#### Problem description
Each entry needs to be restated exactly as written.

#### Listed entries
________________
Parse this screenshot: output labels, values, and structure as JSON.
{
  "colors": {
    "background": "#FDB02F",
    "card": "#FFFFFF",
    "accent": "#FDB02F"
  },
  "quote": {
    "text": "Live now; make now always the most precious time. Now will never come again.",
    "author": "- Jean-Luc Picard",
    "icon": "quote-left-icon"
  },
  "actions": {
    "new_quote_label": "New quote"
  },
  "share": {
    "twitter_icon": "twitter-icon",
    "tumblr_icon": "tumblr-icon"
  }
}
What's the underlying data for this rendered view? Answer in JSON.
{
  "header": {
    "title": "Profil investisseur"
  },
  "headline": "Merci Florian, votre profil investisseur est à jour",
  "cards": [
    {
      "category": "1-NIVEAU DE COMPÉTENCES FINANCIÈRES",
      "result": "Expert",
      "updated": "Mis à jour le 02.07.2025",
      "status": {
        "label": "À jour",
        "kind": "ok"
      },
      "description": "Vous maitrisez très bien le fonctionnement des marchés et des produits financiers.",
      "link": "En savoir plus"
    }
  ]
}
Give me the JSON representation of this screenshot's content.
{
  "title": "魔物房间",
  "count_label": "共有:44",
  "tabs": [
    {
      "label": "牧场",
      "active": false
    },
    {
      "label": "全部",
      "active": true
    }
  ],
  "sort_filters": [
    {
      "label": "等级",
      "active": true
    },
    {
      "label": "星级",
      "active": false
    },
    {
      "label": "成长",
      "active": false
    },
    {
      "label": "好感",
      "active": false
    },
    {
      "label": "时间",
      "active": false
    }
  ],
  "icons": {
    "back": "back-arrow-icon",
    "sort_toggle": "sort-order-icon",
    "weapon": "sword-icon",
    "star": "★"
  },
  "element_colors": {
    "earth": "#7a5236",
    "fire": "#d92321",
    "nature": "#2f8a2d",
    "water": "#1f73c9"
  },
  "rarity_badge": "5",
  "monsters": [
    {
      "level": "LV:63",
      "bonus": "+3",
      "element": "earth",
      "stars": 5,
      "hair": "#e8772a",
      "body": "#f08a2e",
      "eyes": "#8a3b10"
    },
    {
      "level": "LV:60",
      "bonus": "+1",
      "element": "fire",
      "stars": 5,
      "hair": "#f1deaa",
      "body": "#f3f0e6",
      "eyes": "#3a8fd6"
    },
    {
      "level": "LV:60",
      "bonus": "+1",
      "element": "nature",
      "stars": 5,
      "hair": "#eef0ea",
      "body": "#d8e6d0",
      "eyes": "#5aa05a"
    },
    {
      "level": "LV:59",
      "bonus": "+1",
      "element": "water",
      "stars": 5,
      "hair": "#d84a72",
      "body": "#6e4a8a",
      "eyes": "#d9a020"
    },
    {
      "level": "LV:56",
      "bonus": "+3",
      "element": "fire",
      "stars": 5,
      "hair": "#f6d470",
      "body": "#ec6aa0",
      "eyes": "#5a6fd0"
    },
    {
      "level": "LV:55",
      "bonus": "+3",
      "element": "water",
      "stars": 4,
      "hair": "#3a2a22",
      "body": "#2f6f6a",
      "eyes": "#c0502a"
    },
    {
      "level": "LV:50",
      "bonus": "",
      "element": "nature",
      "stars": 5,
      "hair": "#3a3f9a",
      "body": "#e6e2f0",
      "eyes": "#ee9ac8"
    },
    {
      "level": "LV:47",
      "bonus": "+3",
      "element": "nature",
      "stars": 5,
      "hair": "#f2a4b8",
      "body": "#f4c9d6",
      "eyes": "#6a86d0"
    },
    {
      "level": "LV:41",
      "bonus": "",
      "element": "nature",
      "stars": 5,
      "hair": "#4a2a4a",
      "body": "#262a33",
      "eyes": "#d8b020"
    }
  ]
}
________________
#### Response to this task
Parse this screenshot: output labels, values, and structure as JSON.
{
  "colors": {
    "background": "#FDB02F",
    "card": "#FFFFFF",
    "accent": "#FDB02F"
  },
  "quote": {
    "text": "Live now; make now always the most precious time. Now will never come again.",
    "author": "- Jean-Luc Picard",
    "icon": "quote-left-icon"
  },
  "actions": {
    "new_quote_label": "New quote"
  },
  "share": {
    "twitter_icon": "twitter-icon",
    "tumblr_icon": "tumblr-icon"
  }
}
What's the underlying data for this rendered view? Answer in JSON.
{
  "header": {
    "title": "Profil investisseur"
  },
  "headline": "Merci Florian, votre profil investisseur est à jour",
  "cards": [
    {
      "category": "1-NIVEAU DE COMPÉTENCES FINANCIÈRES",
      "result": "Expert",
      "updated": "Mis à jour le 02.07.2025",
      "status": {
        "label": "À jour",
        "kind": "ok"
      },
      "description": "Vous maitrisez très bien le fonctionnement des marchés et des produits financiers.",
      "link": "En savoir plus"
    }
  ]
}
Give me the JSON representation of this screenshot's content.
{
  "title": "魔物房间",
  "count_label": "共有:44",
  "tabs": [
    {
      "label": "牧场",
      "active": false
    },
    {
      "label": "全部",
      "active": true
    }
  ],
  "sort_filters": [
    {
      "label": "等级",
      "active": true
    },
    {
      "label": "星级",
      "active": false
    },
    {
      "label": "成长",
      "active": false
    },
    {
      "label": "好感",
      "active": false
    },
    {
      "label": "时间",
      "active": false
    }
  ],
  "icons": {
    "back": "back-arrow-icon",
    "sort_toggle": "sort-order-icon",
    "weapon": "sword-icon",
    "star": "★"
  },
  "element_colors": {
    "earth": "#7a5236",
    "fire": "#d92321",
    "nature": "#2f8a2d",
    "water": "#1f73c9"
  },
  "rarity_badge": "5",
  "monsters": [
    {
      "level": "LV:63",
      "bonus": "+3",
      "element": "earth",
      "stars": 5,
      "hair": "#e8772a",
      "body": "#f08a2e",
      "eyes": "#8a3b10"
    },
    {
      "level": "LV:60",
      "bonus": "+1",
      "element": "fire",
      "stars": 5,
      "hair": "#f1deaa",
      "body": "#f3f0e6",
      "eyes": "#3a8fd6"
    },
    {
      "level": "LV:60",
      "bonus": "+1",
      "element": "nature",
      "stars": 5,
      "hair": "#eef0ea",
      "body": "#d8e6d0",
      "eyes": "#5aa05a"
    },
    {
      "level": "LV:59",
      "bonus": "+1",
      "element": "water",
      "stars": 5,
      "hair": "#d84a72",
      "body": "#6e4a8a",
      "eyes": "#d9a020"
    },
    {
      "level": "LV:56",
      "bonus": "+3",
      "element": "fire",
      "stars": 5,
      "hair": "#f6d470",
      "body": "#ec6aa0",
      "eyes": "#5a6fd0"
    },
    {
      "level": "LV:55",
      "bonus": "+3",
      "element": "water",
      "stars": 4,
      "hair": "#3a2a22",
      "body": "#2f6f6a",
      "eyes": "#c0502a"
    },
    {
      "level": "LV:50",
      "bonus": "",
      "element": "nature",
      "stars": 5,
      "hair": "#3a3f9a",
      "body": "#e6e2f0",
      "eyes": "#ee9ac8"
    },
    {
      "level": "LV:47",
      "bonus": "+3",
      "element": "nature",
      "stars": 5,
      "hair": "#f2a4b8",
      "body": "#f4c9d6",
      "eyes": "#6a86d0"
    },
    {
      "level": "LV:41",
      "bonus": "",
      "element": "nature",
      "stars": 5,
      "hair": "#4a2a4a",
      "body": "#262a33",
      "eyes": "#d8b020"
    }
  ]
}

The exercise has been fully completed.